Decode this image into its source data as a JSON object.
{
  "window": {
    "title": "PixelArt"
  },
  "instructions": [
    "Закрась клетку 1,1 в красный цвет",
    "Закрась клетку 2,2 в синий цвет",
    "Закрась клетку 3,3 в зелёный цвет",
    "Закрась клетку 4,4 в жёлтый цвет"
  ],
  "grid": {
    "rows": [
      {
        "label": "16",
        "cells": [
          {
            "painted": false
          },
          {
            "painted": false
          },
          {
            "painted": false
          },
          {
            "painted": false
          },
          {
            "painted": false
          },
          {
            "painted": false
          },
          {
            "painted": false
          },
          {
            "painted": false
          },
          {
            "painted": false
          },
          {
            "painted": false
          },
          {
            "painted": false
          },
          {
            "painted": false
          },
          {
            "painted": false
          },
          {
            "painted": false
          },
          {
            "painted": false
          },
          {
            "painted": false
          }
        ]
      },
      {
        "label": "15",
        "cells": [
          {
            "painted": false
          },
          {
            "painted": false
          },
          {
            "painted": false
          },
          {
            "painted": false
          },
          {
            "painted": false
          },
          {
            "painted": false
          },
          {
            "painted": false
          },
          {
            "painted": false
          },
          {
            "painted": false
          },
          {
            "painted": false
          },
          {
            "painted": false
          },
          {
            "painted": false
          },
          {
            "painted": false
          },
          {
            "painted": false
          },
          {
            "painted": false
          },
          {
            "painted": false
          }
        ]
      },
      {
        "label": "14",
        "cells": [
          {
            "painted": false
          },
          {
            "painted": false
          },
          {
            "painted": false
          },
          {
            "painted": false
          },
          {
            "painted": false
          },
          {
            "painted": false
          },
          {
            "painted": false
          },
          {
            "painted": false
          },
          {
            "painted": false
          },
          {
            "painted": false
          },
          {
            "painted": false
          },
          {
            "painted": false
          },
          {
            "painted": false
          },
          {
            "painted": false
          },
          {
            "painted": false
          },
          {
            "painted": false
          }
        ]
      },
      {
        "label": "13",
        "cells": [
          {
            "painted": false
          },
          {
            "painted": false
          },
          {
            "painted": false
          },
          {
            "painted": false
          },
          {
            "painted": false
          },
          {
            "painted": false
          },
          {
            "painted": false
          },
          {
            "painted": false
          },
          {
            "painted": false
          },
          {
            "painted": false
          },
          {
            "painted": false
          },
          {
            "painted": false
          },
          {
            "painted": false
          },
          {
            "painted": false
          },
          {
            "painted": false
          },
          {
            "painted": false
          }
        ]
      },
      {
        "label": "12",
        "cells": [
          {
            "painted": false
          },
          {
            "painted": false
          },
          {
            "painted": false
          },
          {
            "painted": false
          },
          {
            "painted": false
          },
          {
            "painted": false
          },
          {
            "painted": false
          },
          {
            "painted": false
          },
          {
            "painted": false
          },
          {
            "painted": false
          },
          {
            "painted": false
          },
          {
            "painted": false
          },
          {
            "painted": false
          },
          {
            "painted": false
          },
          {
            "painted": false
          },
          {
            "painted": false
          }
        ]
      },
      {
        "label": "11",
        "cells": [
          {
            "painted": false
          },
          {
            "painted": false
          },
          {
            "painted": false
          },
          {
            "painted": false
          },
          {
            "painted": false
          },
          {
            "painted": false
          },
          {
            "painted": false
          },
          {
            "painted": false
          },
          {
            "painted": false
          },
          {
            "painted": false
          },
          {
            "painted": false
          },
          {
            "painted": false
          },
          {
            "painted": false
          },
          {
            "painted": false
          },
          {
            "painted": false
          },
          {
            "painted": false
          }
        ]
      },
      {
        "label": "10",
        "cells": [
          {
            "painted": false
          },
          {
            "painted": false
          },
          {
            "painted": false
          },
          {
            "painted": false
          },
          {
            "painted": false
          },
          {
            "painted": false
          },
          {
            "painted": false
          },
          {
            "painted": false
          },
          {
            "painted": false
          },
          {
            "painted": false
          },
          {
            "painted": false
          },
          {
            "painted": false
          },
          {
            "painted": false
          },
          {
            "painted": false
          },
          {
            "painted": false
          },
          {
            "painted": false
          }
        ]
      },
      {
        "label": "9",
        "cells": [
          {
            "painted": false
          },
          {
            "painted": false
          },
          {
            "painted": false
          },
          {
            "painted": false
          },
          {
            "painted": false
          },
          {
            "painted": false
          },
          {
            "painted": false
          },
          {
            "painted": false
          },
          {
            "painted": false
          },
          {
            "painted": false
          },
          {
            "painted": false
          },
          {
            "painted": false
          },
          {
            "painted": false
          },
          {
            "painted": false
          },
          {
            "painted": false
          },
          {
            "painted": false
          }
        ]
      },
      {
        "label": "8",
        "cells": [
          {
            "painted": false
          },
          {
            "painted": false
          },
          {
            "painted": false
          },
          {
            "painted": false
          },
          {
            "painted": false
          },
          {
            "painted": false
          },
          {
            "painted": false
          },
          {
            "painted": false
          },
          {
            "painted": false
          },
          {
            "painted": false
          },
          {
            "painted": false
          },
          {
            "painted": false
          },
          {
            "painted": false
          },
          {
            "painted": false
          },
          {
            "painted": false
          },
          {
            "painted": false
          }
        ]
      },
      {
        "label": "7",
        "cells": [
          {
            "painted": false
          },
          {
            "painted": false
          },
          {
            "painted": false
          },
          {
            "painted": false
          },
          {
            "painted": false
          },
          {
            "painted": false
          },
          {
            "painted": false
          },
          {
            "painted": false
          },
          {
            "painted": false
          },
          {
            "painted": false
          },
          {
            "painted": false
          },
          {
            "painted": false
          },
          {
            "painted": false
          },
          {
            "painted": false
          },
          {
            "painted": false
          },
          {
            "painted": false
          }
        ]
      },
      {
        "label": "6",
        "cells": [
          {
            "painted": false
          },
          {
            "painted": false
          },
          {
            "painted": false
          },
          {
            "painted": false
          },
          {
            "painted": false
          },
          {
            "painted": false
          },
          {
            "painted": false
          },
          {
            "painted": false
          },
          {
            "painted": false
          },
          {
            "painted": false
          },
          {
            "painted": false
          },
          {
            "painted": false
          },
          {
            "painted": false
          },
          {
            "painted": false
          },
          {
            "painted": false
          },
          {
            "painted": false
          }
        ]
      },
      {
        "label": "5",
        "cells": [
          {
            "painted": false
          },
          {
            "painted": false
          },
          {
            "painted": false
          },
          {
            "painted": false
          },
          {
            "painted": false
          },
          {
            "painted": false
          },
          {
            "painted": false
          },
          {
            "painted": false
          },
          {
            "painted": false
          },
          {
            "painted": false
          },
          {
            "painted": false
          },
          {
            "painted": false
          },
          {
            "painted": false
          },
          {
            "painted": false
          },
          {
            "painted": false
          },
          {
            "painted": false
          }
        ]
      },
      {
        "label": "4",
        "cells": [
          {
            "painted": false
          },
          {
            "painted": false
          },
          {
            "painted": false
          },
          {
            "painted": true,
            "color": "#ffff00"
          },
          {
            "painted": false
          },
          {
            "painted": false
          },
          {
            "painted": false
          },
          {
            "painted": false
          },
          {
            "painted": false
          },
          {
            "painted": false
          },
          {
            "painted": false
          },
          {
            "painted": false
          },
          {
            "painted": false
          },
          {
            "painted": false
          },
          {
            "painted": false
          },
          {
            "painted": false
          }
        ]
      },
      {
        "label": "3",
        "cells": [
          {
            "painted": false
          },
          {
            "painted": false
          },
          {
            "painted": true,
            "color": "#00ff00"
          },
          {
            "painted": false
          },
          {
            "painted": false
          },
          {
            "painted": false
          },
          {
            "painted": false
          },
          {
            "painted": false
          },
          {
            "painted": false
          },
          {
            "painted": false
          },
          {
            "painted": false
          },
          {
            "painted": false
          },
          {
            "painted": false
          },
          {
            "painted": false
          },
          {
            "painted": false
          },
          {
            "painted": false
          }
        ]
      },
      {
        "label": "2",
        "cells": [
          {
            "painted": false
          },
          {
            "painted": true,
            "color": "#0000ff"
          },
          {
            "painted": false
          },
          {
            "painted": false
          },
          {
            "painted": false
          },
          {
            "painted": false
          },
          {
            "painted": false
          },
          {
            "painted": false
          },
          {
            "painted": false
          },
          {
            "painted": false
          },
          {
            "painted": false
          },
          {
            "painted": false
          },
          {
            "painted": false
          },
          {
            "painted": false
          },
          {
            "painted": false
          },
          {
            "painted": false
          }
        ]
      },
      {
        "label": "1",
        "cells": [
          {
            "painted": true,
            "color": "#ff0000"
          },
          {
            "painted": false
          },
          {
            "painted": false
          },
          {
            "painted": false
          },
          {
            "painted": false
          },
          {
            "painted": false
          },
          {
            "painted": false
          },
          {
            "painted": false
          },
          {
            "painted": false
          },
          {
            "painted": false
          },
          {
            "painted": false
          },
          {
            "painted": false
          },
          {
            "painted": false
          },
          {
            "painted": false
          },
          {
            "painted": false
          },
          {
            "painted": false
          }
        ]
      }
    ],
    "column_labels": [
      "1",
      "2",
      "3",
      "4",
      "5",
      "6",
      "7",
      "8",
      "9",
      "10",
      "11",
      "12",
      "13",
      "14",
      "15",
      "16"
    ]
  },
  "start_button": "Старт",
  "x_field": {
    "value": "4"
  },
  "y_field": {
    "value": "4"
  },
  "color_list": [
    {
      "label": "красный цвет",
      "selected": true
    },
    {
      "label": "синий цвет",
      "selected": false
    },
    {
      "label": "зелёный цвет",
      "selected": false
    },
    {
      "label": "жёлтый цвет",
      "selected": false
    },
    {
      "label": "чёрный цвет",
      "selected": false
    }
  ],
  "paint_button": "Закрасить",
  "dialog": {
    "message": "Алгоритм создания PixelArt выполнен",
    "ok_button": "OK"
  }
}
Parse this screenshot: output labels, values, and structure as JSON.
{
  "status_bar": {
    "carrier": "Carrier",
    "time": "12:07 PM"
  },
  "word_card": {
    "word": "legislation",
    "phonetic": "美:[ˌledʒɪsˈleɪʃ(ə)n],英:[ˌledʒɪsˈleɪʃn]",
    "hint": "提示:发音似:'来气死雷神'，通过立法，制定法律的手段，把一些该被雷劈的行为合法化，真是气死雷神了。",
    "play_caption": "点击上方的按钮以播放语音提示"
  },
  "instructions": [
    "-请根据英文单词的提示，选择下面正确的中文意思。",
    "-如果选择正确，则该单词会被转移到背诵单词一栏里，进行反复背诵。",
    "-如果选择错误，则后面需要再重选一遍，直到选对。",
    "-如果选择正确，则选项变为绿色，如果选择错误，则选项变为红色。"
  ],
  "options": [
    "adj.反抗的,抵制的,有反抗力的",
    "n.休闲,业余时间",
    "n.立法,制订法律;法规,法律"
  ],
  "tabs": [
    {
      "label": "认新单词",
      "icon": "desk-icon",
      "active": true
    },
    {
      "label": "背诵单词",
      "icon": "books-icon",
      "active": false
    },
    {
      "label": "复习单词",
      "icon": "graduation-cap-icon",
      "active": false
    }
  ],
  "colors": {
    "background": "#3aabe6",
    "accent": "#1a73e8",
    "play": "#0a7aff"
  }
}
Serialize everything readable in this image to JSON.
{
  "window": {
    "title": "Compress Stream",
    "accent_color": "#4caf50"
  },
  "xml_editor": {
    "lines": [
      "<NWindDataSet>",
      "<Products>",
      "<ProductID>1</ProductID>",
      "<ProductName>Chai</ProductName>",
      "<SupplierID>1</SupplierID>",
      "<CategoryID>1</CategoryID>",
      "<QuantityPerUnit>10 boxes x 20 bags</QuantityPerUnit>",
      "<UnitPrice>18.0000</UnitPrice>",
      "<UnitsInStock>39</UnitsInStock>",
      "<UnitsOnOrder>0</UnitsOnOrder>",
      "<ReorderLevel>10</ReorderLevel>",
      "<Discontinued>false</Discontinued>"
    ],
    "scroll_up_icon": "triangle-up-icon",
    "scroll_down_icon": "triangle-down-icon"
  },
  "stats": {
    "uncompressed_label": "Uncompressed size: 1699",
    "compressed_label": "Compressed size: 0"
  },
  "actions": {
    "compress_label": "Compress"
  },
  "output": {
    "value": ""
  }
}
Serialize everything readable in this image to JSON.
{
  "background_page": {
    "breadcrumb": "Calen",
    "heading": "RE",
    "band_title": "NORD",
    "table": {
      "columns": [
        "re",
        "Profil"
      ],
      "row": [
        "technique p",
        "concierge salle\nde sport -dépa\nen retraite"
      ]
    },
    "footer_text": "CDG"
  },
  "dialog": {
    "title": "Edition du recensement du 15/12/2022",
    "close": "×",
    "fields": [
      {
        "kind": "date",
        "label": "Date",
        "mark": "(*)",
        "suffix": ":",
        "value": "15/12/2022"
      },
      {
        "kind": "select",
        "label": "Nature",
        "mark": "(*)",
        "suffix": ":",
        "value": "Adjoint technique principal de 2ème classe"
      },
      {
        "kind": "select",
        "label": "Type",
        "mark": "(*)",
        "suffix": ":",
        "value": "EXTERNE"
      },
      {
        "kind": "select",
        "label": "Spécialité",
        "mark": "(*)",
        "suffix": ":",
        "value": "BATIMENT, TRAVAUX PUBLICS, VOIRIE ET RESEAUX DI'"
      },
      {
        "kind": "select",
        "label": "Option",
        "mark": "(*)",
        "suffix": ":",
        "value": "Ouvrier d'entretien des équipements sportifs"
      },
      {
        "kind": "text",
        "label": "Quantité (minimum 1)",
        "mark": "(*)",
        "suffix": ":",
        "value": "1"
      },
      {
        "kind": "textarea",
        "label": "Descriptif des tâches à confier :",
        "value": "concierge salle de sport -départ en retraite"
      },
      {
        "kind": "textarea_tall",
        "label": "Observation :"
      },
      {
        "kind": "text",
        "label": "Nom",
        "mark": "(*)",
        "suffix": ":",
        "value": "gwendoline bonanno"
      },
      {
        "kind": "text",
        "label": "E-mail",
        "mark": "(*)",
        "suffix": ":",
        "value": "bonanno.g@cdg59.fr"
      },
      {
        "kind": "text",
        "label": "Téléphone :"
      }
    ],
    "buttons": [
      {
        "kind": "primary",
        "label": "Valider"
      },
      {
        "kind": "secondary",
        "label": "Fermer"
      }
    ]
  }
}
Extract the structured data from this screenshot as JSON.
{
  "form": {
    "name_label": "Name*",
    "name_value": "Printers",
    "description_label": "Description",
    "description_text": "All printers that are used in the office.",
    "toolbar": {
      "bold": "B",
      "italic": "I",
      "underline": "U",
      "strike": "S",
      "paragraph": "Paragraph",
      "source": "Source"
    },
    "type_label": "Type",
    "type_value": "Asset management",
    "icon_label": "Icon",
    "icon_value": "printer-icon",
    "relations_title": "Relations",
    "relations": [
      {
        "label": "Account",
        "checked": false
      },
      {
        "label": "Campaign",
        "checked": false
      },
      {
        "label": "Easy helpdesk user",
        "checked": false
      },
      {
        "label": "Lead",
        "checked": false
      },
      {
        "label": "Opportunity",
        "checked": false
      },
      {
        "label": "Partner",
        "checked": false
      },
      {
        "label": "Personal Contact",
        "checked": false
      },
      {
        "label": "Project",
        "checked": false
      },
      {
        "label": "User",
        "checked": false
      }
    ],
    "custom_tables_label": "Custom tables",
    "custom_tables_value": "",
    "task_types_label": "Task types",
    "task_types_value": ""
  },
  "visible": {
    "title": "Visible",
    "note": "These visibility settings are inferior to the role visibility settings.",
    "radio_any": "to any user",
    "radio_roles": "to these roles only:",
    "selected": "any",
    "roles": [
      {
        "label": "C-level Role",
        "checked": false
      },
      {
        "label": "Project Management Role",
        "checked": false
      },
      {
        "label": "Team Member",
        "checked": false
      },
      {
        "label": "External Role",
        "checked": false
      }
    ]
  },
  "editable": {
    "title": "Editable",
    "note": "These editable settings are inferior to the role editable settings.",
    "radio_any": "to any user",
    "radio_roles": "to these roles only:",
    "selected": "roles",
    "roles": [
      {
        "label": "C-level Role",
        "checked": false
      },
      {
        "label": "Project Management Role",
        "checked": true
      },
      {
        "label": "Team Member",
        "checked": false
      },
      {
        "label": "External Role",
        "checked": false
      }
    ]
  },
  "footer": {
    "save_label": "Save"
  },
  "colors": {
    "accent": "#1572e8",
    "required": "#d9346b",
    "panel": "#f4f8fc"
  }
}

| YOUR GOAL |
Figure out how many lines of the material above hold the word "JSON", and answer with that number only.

| SOLUTION |
5